Seven days before Govindasamy Nallaiah allegedly killed his lawyer's wife on Aug 10, 2011, his son Ramanathan had an angry confrontation with him.
He had a week to settle his father's outstanding legal fees before his possessions, as he was a guarantor, would be seized and sold. Govindasamy, 70, told him not to worry, promising he would find a way out.
On Aug 10, the day the debt was due, the lawyer's wife was dead and the law office torched.
Yesterday, more details about how Govindasamy had kept his legal and financial troubles from his family emerged in the High Court, when his children testified as prosecution witnesses in his trial.
Govindasamy's relationship with his two eldest children, who were his guarantors, was strained because of the debt. His eldest child, Ms Letchmi Ghandi Govindasamy, was not on talking terms with him, though they lived in the same home.
The prosecution alleges that Govindasamy went to the office of his former lawyer, Mr Rengarajoo Rengasamy Balasamy, at the Afro Asia Building, where he allegedly hit Madam Low Foong Meng, 56, on the head with a bicycle chain until she was unconscious.

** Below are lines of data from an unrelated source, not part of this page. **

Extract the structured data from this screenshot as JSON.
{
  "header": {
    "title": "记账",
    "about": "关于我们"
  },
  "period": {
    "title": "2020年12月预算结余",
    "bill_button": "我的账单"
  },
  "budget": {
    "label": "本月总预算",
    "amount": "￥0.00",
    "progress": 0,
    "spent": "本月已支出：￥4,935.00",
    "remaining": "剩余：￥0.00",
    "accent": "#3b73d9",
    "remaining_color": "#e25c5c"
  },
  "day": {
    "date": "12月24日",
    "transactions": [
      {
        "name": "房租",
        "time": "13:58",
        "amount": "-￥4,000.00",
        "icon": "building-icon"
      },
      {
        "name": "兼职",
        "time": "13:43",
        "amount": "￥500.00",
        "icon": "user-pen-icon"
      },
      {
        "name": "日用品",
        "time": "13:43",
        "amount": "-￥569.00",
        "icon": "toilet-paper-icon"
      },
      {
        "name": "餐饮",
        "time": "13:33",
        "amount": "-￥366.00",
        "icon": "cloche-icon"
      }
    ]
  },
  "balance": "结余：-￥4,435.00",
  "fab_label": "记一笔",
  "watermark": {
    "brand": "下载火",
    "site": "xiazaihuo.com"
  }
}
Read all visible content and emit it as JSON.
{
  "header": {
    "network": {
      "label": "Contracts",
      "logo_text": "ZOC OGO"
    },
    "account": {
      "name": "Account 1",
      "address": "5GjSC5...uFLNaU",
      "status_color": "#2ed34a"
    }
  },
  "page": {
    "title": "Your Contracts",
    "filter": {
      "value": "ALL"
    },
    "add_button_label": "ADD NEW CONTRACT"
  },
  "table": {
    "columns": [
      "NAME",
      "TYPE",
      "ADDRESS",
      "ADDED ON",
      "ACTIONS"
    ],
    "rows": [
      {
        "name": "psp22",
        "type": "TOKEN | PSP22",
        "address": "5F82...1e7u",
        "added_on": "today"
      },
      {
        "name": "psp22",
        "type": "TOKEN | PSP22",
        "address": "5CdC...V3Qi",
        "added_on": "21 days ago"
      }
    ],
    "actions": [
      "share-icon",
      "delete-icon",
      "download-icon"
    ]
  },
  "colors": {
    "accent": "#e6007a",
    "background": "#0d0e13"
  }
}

He then allegedly set alight some files and left Madam Low in the burning office. Her charred body was later found by firefighters.
The court heard that Govindasamy had been a senior Customs officer for more than 30 years when he was investigated for graft in 2002. He engaged Mr Rengarajoo to represent him at his trial.

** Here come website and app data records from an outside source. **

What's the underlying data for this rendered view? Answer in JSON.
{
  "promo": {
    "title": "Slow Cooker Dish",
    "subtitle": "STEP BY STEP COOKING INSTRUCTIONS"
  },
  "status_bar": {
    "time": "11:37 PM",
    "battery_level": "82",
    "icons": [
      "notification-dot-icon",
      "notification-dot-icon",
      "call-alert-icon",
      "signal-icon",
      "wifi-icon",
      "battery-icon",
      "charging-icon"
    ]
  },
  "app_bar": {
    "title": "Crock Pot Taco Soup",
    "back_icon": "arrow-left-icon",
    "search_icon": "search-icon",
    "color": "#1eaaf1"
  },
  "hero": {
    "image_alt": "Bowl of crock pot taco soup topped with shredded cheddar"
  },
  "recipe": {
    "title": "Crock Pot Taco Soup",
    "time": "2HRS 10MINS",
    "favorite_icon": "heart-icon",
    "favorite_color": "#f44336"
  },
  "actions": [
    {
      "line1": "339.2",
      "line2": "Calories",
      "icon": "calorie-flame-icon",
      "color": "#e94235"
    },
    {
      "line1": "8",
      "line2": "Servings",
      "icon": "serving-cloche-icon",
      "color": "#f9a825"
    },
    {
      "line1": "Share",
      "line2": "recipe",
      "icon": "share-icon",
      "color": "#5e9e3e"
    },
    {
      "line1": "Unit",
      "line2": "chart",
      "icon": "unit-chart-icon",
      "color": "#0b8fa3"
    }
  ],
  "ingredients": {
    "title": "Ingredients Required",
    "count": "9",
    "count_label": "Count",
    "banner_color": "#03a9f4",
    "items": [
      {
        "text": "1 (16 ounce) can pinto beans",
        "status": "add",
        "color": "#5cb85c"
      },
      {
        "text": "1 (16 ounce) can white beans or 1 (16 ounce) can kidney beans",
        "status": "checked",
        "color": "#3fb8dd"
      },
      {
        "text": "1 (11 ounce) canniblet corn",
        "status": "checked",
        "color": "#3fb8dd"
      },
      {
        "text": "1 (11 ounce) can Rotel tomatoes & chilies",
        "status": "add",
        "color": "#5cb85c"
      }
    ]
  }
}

His two eldest children, both civil servants at the time, stood as guarantors for the fees, which amounted to $25,000.
But the children, who were composed and calm when they spoke on the stand barely 2m away from their father, said they did not know what his corruption case was about.
After his conviction, Govindasamy was sacked and had his retirement benefits terminated. He became a taxi driver after leaving prison, working seven days a week. He also made a loss from the sale of his house in Casuarina Road in December 2006. By then, he was bankrupt.

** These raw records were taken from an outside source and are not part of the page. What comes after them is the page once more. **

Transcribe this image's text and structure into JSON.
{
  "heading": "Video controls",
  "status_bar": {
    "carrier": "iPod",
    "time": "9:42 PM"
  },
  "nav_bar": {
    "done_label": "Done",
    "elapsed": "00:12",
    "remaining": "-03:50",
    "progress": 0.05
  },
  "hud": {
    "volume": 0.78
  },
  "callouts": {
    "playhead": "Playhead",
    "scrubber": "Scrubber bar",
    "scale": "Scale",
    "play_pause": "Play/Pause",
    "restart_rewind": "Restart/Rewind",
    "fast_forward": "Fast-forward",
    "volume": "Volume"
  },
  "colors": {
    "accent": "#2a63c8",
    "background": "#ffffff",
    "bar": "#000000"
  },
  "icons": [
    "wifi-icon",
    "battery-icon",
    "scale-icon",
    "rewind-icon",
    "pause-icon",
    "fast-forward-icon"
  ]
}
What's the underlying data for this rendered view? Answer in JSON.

Together with his wife, who was diabetic and wheelchair-bound and their youngest son, he later moved into Ms Letchmi Ghandi's Jurong West home, where she lived with her husband, daughter and a maid.
Mr Rengarajoo began legal proceedings against Govindasamy in 2005. A lawyer Govindasamy engaged to help him, Mr Willie Yeo, testified yesterday he wrote to Mr Rengarajoo that year to pause the lawsuit but got no reply.
Over the next five years, the children were alerted to the debt once each - Mr Ramanathan and Ms Letchmi Ghandi received letters indicating legal action in 2008 and 2010, respectively. But Govindasamy assured his children that he was taking care of the debt, even telling his daughter, who offered to pay $38,000, that there was no need to do so as legal action had already started.
In July 2011, Mr Ramanathan went to see the lawyer after getting another letter, and offered to pay $10,000 upfront, and the rest in instalments. But Mr Rangarajoo was angry and rude, and told him to return with his sister and father the following Monday, said Mr Ramanathan. Govindasamy, however, told his son he would go to the firm on his own.
On Aug 3, Mr Ramanathan received notice of the one-week deadline to repay the debt.
Yesterday, Govindasamy's younger son Nades, son-in-law Govindarajlu Udaya Shankar, and family maid Subbaiyan Radhika also took the stand. The court allowed his family to speak with him after they had testified, and Ms Letchmi Ghandi was seen crying as she kissed her father's hands while he stood in the dock.
Mr Rengarajoo is expected to take the stand today.